Columbia cable customers will soon have more than the World Wide Web and pay-per-view at their fingertips. This fall, Mediacom will begin offering land-line phone service, too.
The eighth-largest cable operator in the United States, Mediacom is following a trend among phone and cable companies that are bundling all telecommunications services onto a single bill.
Gary Baugh, the company’s general manager in Columbia, said it’s “a matter of price and service.”
“If something goes wrong, you know who to call,” Baugh said. “If all services are purchased, it will be at a discounted price. It’s saving the customer money.”
The new phone service will not require additional equipment, Baugh said, and will rely on standard phone equipment, outlets and wiring. Last year, Mediacom partnered with Sprint to provide switching services to the existing telephone network and to deliver 911 emergency service. Baugh called it a “business deal to create more traffic.”

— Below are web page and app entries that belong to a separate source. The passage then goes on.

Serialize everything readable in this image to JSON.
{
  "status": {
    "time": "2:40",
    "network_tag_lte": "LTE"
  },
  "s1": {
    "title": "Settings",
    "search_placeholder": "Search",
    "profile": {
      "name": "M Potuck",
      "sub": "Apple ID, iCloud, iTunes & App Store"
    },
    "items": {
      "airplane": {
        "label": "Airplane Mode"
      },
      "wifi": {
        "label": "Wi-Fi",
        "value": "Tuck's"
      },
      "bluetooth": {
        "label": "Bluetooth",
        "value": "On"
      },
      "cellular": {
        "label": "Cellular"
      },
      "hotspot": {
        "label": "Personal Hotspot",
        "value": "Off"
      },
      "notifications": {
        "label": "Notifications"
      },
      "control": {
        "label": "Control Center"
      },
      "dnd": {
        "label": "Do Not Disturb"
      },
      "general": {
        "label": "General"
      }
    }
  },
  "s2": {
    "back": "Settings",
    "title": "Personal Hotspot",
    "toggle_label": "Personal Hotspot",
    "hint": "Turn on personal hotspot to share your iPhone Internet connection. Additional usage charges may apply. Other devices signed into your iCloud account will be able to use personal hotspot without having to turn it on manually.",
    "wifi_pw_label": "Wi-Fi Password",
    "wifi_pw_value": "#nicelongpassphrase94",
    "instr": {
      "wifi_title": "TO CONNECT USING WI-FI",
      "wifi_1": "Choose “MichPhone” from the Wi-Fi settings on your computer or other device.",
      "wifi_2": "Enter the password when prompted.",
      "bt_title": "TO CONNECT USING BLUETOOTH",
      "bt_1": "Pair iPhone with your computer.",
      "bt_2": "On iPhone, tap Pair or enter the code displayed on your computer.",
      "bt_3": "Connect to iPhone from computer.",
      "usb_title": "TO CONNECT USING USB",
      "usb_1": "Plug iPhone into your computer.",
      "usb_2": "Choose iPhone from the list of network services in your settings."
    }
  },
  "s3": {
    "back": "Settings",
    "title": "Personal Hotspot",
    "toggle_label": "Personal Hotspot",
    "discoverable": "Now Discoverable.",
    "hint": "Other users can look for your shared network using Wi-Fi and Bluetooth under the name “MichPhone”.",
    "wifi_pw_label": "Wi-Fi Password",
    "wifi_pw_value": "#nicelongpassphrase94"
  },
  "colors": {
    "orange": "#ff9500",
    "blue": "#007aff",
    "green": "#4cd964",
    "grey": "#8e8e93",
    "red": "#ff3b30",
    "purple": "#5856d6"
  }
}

Many phone companies have been experiencing a decrease in land line use. Don Neely, public relations manager for CenturyTel in Columbia, said that for the first quarter of 2005, CenturyTel reported a 2.9 percent decrease in land lines across its 23-state market.
“This is lower than most companies are experiencing,” said Neely.
Baugh is not concerned that use of land lines is decreasing and expects Mediacom to offer phone service to all of its 1.5 million subscribers by the end of 2006.
“We aren’t providing the service by itself,” he said. “We’re adding it to digital cable and Internet. It’s all on the same system.”
Cable companies are facing increased competition from phone companies looking to do the same thing Mediacom is planning — consolidate telecommunications services. In April, CenturyTel began offering Dish Network on top of its phone and Internet services.
Baugh said Mediacom is getting ready to test the new phone service, which will be offered to all customers in the Columbia and Jefferson City cable-service areas. Baugh expects customers to be attracted by the price, although he would not say how many people the company expects to switch from their existing phone service.
Neely of CenturyTel said Mediacom’s move could stir the local phone market.
“It will be interesting to watch everything get heated up,” he said.